Scan each line of the records for the word "heading" and extract the ones that have it.

=-=-=

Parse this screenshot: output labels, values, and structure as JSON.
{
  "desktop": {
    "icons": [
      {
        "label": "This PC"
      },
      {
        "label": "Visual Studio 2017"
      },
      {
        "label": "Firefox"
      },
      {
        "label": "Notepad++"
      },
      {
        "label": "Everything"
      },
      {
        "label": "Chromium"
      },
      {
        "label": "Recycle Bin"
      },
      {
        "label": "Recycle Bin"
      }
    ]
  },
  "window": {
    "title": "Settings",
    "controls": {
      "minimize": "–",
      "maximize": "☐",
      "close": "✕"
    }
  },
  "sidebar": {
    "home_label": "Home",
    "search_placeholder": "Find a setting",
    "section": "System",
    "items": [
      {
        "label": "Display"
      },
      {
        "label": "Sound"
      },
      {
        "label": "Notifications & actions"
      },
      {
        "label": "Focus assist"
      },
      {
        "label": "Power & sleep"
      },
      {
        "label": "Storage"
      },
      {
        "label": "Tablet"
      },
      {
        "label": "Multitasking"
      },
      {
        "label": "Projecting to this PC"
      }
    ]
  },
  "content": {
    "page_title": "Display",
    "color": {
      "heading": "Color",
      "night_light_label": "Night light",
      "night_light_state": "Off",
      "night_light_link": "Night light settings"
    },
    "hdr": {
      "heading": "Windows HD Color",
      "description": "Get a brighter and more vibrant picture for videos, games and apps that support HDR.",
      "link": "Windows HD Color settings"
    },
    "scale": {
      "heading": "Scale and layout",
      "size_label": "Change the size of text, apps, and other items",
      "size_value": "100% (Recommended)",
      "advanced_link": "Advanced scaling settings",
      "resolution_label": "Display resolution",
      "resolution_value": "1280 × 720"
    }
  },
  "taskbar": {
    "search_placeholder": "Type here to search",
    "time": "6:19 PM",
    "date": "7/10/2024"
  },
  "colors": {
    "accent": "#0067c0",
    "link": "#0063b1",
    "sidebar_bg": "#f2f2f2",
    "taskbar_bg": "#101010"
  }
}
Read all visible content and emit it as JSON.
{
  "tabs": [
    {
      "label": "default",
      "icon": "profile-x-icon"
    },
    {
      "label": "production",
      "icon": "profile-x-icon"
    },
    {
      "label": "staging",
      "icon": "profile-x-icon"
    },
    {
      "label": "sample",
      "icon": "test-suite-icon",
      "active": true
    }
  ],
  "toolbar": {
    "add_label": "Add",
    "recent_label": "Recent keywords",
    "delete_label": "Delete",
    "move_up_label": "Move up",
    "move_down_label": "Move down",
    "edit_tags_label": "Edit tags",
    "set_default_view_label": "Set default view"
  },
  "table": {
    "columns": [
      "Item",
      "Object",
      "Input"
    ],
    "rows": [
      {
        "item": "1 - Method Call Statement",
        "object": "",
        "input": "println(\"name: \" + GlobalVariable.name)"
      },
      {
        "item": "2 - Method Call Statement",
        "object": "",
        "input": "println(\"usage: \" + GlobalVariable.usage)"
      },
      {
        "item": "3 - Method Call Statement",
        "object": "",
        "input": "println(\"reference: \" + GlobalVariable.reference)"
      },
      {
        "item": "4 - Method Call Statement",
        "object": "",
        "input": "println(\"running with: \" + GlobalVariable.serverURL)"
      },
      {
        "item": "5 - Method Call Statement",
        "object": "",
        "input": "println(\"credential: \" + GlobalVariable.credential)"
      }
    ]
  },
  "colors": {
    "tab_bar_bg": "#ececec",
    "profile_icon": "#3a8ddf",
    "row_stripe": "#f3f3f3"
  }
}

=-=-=

TASK RESULT >>
      "heading": "Color",
      "heading": "Windows HD Color",
      "heading": "Scale and layout",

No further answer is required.